The tissue origin of low back pain and sciatica
A report of pain response to tissue stimulation during operations on the lumbar spine using local anesthesia. In an effort to define the origin of low back pain and sciatica, 193 patients were carefully studied using progressive local anesthesia. These patients had surgery for herniated discs, spinal stenoses, or both. Various tissues were stimulated during the performance of these lumbar spinal operations. This article discusses our observations and the results of that study. Kuslich SD, Ulstrom CL, Michael CJ. Orthop Clin North Am. 1991 Apr;22(2):181-79.
Oswestry Disability Index
Fairbank, J., Pynsent, P., Disney, S. 1980.
Incidence of lower extremity deep vein thrombosis in neurosurgical patients

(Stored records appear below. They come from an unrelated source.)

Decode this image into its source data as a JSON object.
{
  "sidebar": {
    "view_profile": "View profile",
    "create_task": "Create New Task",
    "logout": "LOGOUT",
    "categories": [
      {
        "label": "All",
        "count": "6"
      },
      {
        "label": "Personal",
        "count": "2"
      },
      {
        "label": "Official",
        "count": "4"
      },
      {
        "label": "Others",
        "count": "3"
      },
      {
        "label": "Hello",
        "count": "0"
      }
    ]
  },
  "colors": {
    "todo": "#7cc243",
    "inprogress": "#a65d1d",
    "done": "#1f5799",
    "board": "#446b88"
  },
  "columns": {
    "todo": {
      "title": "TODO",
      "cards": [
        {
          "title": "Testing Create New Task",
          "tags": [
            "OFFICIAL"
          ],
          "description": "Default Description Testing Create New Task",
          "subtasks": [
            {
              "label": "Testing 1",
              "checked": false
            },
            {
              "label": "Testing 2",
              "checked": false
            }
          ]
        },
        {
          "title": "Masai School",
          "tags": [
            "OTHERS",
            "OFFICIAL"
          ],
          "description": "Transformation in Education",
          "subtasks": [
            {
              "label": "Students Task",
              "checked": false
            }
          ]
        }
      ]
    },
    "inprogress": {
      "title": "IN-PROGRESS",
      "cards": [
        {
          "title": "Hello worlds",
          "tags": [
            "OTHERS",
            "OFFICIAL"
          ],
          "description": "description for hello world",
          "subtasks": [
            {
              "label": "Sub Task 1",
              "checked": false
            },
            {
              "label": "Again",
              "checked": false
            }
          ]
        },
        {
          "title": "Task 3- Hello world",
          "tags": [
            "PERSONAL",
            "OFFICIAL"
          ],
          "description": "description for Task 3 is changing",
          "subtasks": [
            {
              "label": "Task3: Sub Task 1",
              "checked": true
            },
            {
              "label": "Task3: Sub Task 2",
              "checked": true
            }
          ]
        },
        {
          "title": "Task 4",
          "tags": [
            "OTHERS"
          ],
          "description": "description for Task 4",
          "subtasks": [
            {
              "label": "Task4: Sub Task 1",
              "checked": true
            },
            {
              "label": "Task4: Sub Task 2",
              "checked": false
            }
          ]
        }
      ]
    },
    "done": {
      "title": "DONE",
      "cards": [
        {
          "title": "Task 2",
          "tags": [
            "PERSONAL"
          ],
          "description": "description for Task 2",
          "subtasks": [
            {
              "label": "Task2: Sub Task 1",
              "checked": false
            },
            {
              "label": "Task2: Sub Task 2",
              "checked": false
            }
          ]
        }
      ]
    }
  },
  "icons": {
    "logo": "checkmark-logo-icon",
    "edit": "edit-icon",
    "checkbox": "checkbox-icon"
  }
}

Valladares JB, Hankinson J. In 100 patients who underwent major cranial or spinal operations, the incidence of lower extremity deep vein thrombosis was 29%. Of importance was the presence of known risk factors, particularly leg weakness and a long operation. The subject of deep vein thrombosis and its complications in neurosurgical disorders is reviewed and its prophylaxis is discussed. The administration of low dose heparin based on an epidemiological analysis of the risks involved would seem to be an effective method of prophylaxis. Neurosurgery. 1980 Feb;6(2):138-41.